Gifford Lectures focus on equality
A leading Professor of Law and Philosophy will seek to enhance our understanding of human equality in this year’s Gifford Lecture series.
Professor Jeremy Waldron, of New York University Law School, will deliver six lectures in the University’s Playfair Library from 26 January until 5 February.
Professor Waldron will attempt to answer numerous questions on the issue. These include:
- What does it mean to say we are all one another’s equals?
- Does a sense of equality distinguish humans from other animals?
- On what is this human equality based? And is it a religious idea?
Gifford Lectures unwrapped
For the first time, a University Gifford Lectures blog has been developed to enable further debate on issues covered by Professor Waldron.
After each lecture, Dr Alexander Forsyth, from the University’s School of Divinity, will share his reflections on themes raised in the series.

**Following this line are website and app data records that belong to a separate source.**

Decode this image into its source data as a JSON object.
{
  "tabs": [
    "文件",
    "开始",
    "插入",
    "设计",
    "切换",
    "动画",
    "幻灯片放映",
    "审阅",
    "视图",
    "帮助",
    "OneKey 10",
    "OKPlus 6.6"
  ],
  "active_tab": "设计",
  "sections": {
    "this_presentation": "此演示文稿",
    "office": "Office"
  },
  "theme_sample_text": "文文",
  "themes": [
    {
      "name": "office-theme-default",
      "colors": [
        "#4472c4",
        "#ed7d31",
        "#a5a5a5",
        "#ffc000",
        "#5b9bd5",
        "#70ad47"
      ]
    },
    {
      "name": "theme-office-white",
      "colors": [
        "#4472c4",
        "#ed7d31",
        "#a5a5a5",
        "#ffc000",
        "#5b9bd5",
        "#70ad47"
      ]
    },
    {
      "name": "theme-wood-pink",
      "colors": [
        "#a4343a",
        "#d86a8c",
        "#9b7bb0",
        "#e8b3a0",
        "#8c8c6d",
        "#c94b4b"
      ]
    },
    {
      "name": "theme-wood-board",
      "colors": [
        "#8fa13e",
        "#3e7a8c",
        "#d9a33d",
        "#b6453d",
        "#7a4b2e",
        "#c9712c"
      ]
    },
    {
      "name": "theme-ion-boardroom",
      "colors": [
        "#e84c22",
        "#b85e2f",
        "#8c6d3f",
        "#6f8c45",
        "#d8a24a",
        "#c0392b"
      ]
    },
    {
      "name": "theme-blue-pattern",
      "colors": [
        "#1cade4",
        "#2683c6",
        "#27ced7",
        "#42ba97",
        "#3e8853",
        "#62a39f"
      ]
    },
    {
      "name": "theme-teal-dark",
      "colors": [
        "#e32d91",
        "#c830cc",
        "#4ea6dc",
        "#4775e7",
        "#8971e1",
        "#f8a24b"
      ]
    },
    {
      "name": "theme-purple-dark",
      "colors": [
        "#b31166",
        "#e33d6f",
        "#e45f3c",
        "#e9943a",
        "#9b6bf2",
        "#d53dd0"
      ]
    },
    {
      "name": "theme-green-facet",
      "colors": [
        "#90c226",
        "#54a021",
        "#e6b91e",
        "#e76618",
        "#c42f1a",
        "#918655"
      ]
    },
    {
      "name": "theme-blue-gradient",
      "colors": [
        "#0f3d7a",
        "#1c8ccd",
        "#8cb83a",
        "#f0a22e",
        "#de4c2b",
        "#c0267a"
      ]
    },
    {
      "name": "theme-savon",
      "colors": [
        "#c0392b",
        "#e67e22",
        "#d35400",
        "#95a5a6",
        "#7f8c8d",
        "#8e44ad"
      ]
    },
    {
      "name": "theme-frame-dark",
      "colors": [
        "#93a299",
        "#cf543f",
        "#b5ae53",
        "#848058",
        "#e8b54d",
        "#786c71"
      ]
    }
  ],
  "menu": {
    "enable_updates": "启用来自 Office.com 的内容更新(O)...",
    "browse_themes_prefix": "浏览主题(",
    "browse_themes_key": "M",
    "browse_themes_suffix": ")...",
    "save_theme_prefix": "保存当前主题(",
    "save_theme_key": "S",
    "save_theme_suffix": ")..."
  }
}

He also welcomes comments and contributions from others.
Professor Waldron’s lectures will provide us with the opportunity to consider and debate our understanding of ‘human equality’. As someone with a background in both law and theology, I can immediately see their relevance and importance for teachers, students and practitioners in both of those fields - and others such as education and sociology.
Book tickets online
Tickets are free, but booking is essential. You can book online for each lecture.
Professor Waldron will also take part in an afternoon panel disucssion with academics from the University to discuss his lecture series on 4 February.
This seminar is also open to the public and questions will be taken from the audience.
The Gifford Lectures have been delivered since 1888 by a succession of distinguished international scholars. They explore the links between nature and religion.
The lecture series was established under the will of Adam Lord Gifford (1820-1887), a Senator of the College of Justice at the University.
Previous speakers include former Archbishop of Canterbury Rowan Williams, the Chairperson of the United Nations Internal Justice Council, Catherine O’Regan and world-renowned psychologist Steven Pinker.